> At 1:08 PM -0800 2/22/10, Dave CROCKER wrote:
> >For defining 'cloud', one group I'm participating in decided it was happy
> with the NIST language:
> >
> >   <http://csrc.nist.gov/groups/SNS/cloud-computing/cloud-def-v15.doc>
>
> [ Disclaimer: I am working for NIST on a related document. ]
>
> The NIST definition is good for some environments, but it does not lend
> itself well to an IETF effort that will discuss provisioning, particularly
> the SaaS and PaaS parts. If we do not scope down more narrowly than
> "everything that can be virtualized", there is probably no reason to start
> work on how to provision that everything.
>

Agreed, the NIST document is not without its imperfections. It also hasn't
evolved a great deal, which I think is less to do with having got it right
from the start and more to do with having got it "right enough" for many. I
would also suggest that virtualisation is a red herring in that there is a
lot of focus here because that's where the legacy vendors are at (plus it's
the low hanging fruit - basically compute, storage and network resources and
not much else).

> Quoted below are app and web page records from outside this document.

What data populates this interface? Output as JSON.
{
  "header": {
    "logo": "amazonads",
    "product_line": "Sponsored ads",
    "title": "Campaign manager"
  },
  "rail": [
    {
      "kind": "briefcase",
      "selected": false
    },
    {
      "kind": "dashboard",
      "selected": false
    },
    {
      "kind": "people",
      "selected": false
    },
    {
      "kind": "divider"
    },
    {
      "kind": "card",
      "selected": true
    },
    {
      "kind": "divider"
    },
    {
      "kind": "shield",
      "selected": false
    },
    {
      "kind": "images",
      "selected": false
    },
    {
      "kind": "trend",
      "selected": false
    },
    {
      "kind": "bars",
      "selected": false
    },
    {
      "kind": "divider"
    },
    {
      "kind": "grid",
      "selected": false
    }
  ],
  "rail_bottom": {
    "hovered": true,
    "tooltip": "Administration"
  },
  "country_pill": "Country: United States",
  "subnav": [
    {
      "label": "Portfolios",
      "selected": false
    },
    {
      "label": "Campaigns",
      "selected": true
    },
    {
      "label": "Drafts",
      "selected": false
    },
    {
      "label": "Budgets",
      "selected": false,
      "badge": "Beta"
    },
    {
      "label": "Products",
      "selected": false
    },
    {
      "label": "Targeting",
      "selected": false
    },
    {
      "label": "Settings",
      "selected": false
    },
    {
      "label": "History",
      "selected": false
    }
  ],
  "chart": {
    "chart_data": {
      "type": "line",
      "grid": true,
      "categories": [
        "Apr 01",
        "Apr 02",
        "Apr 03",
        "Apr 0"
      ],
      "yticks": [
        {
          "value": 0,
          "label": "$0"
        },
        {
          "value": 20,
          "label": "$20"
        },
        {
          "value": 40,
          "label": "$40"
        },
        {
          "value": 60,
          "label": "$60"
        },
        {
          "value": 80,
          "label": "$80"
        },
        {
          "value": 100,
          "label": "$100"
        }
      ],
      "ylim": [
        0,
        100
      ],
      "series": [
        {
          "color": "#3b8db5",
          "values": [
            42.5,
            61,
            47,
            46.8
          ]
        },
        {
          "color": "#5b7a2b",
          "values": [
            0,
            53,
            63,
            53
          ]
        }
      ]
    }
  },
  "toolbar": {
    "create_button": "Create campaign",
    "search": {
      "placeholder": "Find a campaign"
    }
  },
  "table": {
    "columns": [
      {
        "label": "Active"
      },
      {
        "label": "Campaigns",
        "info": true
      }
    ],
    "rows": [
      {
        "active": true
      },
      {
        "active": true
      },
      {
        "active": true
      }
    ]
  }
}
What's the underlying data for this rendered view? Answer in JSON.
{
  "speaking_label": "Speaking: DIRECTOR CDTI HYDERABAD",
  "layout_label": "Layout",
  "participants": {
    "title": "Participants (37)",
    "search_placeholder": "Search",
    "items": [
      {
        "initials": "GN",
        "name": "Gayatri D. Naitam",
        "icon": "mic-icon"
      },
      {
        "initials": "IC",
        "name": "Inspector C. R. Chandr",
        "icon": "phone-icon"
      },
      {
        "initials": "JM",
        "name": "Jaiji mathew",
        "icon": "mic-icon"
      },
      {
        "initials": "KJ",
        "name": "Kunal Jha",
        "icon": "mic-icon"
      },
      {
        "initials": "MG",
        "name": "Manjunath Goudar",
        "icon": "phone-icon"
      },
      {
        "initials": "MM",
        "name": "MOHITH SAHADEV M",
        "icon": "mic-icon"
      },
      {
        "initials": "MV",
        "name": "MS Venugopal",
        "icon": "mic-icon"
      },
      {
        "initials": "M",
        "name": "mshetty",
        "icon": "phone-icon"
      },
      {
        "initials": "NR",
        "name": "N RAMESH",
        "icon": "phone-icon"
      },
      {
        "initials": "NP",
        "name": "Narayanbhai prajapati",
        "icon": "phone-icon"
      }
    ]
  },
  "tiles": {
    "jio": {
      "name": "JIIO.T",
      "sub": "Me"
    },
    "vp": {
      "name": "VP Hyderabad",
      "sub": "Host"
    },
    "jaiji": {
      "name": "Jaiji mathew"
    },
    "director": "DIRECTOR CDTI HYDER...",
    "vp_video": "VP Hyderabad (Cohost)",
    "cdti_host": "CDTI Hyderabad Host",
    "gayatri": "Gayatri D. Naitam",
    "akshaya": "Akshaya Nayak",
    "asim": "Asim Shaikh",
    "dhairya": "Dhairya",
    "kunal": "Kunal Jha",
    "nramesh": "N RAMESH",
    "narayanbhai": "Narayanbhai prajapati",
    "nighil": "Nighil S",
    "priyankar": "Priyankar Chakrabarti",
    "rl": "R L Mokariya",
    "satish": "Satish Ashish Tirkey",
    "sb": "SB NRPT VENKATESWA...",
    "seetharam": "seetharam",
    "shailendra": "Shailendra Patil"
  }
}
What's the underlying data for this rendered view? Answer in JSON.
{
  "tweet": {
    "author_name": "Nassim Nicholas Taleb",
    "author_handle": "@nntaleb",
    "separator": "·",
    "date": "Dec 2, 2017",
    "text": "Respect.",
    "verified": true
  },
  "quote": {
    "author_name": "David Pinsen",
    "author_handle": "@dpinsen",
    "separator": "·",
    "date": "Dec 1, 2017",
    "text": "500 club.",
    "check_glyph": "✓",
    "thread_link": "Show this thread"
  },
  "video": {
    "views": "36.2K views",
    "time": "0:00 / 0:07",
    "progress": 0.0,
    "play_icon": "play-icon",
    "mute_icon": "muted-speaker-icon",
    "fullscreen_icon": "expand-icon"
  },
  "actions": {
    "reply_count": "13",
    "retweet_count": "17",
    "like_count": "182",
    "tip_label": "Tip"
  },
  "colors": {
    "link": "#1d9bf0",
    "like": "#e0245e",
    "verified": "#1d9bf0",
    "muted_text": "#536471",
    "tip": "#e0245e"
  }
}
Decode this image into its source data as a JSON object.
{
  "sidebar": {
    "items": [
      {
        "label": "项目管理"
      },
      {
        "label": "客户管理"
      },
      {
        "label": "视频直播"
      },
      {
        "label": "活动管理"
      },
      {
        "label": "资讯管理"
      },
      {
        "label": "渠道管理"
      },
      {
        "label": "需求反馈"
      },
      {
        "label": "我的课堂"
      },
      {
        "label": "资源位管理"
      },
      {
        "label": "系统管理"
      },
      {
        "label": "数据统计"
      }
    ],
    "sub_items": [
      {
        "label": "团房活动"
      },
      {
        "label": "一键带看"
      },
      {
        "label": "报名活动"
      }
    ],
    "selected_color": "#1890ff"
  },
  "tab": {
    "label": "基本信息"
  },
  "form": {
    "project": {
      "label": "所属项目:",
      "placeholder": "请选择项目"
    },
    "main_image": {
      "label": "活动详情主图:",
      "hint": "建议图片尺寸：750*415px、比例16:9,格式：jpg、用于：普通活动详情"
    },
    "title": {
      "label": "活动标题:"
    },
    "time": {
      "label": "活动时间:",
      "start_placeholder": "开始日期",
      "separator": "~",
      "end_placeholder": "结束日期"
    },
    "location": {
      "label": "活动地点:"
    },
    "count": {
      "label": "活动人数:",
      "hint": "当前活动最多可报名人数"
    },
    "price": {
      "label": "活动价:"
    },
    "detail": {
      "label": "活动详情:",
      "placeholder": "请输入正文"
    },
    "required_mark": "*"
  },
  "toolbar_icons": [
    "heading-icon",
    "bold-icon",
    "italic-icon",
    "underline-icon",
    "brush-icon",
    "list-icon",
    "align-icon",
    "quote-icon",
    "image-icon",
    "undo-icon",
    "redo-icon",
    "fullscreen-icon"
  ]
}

Things start to get interesting when you look at platforms (structured
storage, queues, runtimes and weird and wonderful contraptions like MTurk),
and as for the application layer, that stretches as far and wide as you
like.

Sam